#### YOUR GOAL:
The data must be returned exactly. No line may be left out.

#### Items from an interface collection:
■ ■ ■ ■ ■ ■ ■

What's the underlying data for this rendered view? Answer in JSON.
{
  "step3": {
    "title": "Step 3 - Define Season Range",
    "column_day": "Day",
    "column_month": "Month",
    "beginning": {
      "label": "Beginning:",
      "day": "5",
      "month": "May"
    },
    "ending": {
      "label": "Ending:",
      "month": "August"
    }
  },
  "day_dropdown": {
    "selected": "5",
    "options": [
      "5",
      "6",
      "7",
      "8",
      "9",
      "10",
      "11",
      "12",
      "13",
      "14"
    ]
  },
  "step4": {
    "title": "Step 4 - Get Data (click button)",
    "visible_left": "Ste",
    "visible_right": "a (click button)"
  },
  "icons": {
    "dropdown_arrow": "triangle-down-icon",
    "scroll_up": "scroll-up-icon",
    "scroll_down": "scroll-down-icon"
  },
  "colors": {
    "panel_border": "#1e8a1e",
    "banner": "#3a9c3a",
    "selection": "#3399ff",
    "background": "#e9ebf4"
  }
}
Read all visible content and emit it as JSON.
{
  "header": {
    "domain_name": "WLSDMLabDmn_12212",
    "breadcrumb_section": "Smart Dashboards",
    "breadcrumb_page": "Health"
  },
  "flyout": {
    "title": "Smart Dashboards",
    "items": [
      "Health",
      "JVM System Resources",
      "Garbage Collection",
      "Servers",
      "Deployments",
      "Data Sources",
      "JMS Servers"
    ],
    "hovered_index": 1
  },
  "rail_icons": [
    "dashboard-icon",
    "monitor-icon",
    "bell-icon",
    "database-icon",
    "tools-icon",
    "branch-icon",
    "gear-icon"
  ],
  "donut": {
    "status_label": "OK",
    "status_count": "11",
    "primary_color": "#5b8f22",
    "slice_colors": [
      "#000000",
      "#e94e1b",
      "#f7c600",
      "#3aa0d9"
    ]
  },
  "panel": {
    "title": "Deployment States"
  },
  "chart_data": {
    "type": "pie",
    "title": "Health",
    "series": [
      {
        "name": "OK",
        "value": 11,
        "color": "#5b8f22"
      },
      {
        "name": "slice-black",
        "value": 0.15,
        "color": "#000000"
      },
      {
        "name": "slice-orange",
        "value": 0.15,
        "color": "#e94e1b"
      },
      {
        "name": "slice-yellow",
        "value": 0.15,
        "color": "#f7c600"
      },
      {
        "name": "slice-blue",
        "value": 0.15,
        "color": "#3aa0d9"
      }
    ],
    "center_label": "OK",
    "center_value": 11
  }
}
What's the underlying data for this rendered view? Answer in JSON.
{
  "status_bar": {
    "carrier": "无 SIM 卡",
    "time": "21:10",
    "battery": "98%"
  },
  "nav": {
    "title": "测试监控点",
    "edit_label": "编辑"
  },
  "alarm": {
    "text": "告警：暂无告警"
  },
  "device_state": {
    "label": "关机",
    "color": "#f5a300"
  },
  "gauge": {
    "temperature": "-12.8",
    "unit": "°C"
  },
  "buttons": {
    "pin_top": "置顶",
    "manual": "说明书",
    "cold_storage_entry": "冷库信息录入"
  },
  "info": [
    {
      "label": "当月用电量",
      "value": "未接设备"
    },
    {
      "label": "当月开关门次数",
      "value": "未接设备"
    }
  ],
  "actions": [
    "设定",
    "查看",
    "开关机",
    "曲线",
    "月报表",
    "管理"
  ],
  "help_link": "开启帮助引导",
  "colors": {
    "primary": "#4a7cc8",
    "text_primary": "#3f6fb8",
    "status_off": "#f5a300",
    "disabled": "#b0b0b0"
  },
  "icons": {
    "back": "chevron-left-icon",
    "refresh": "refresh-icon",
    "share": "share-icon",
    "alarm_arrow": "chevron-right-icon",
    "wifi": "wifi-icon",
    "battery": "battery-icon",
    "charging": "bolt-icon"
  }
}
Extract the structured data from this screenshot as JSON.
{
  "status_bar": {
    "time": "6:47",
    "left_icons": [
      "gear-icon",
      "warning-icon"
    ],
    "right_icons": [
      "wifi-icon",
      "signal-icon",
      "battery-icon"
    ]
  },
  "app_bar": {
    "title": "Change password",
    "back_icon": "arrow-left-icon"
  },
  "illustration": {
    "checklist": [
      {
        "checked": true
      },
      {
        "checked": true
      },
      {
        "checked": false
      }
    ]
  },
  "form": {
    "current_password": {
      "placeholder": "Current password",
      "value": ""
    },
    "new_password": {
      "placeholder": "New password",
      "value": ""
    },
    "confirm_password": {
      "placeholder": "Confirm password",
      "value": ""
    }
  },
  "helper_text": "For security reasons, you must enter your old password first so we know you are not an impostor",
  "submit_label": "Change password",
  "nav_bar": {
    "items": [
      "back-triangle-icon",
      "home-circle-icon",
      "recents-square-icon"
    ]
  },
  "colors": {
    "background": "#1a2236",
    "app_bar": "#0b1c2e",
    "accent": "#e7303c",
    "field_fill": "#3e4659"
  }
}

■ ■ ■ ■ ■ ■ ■

#### EXERCISE RESPONSE:
What's the underlying data for this rendered view? Answer in JSON.
{
  "step3": {
    "title": "Step 3 - Define Season Range",
    "column_day": "Day",
    "column_month": "Month",
    "beginning": {
      "label": "Beginning:",
      "day": "5",
      "month": "May"
    },
    "ending": {
      "label": "Ending:",
      "month": "August"
    }
  },
  "day_dropdown": {
    "selected": "5",
    "options": [
      "5",
      "6",
      "7",
      "8",
      "9",
      "10",
      "11",
      "12",
      "13",
      "14"
    ]
  },
  "step4": {
    "title": "Step 4 - Get Data (click button)",
    "visible_left": "Ste",
    "visible_right": "a (click button)"
  },
  "icons": {
    "dropdown_arrow": "triangle-down-icon",
    "scroll_up": "scroll-up-icon",
    "scroll_down": "scroll-down-icon"
  },
  "colors": {
    "panel_border": "#1e8a1e",
    "banner": "#3a9c3a",
    "selection": "#3399ff",
    "background": "#e9ebf4"
  }
}
Read all visible content and emit it as JSON.
{
  "header": {
    "domain_name": "WLSDMLabDmn_12212",
    "breadcrumb_section": "Smart Dashboards",
    "breadcrumb_page": "Health"
  },
  "flyout": {
    "title": "Smart Dashboards",
    "items": [
      "Health",
      "JVM System Resources",
      "Garbage Collection",
      "Servers",
      "Deployments",
      "Data Sources",
      "JMS Servers"
    ],
    "hovered_index": 1
  },
  "rail_icons": [
    "dashboard-icon",
    "monitor-icon",
    "bell-icon",
    "database-icon",
    "tools-icon",
    "branch-icon",
    "gear-icon"
  ],
  "donut": {
    "status_label": "OK",
    "status_count": "11",
    "primary_color": "#5b8f22",
    "slice_colors": [
      "#000000",
      "#e94e1b",
      "#f7c600",
      "#3aa0d9"
    ]
  },
  "panel": {
    "title": "Deployment States"
  },
  "chart_data": {
    "type": "pie",
    "title": "Health",
    "series": [
      {
        "name": "OK",
        "value": 11,
        "color": "#5b8f22"
      },
      {
        "name": "slice-black",
        "value": 0.15,
        "color": "#000000"
      },
      {
        "name": "slice-orange",
        "value": 0.15,
        "color": "#e94e1b"
      },
      {
        "name": "slice-yellow",
        "value": 0.15,
        "color": "#f7c600"
      },
      {
        "name": "slice-blue",
        "value": 0.15,
        "color": "#3aa0d9"
      }
    ],
    "center_label": "OK",
    "center_value": 11
  }
}
What's the underlying data for this rendered view? Answer in JSON.
{
  "status_bar": {
    "carrier": "无 SIM 卡",
    "time": "21:10",
    "battery": "98%"
  },
  "nav": {
    "title": "测试监控点",
    "edit_label": "编辑"
  },
  "alarm": {
    "text": "告警：暂无告警"
  },
  "device_state": {
    "label": "关机",
    "color": "#f5a300"
  },
  "gauge": {
    "temperature": "-12.8",
    "unit": "°C"
  },
  "buttons": {
    "pin_top": "置顶",
    "manual": "说明书",
    "cold_storage_entry": "冷库信息录入"
  },
  "info": [
    {
      "label": "当月用电量",
      "value": "未接设备"
    },
    {
      "label": "当月开关门次数",
      "value": "未接设备"
    }
  ],
  "actions": [
    "设定",
    "查看",
    "开关机",
    "曲线",
    "月报表",
    "管理"
  ],
  "help_link": "开启帮助引导",
  "colors": {
    "primary": "#4a7cc8",
    "text_primary": "#3f6fb8",
    "status_off": "#f5a300",
    "disabled": "#b0b0b0"
  },
  "icons": {
    "back": "chevron-left-icon",
    "refresh": "refresh-icon",
    "share": "share-icon",
    "alarm_arrow": "chevron-right-icon",
    "wifi": "wifi-icon",
    "battery": "battery-icon",
    "charging": "bolt-icon"
  }
}
Extract the structured data from this screenshot as JSON.
{
  "status_bar": {
    "time": "6:47",
    "left_icons": [
      "gear-icon",
      "warning-icon"
    ],
    "right_icons": [
      "wifi-icon",
      "signal-icon",
      "battery-icon"
    ]
  },
  "app_bar": {
    "title": "Change password",
    "back_icon": "arrow-left-icon"
  },
  "illustration": {
    "checklist": [
      {
        "checked": true
      },
      {
        "checked": true
      },
      {
        "checked": false
      }
    ]
  },
  "form": {
    "current_password": {
      "placeholder": "Current password",
      "value": ""
    },
    "new_password": {
      "placeholder": "New password",
      "value": ""
    },
    "confirm_password": {
      "placeholder": "Confirm password",
      "value": ""
    }
  },
  "helper_text": "For security reasons, you must enter your old password first so we know you are not an impostor",
  "submit_label": "Change password",
  "nav_bar": {
    "items": [
      "back-triangle-icon",
      "home-circle-icon",
      "recents-square-icon"
    ]
  },
  "colors": {
    "background": "#1a2236",
    "app_bar": "#0b1c2e",
    "accent": "#e7303c",
    "field_fill": "#3e4659"
  }
}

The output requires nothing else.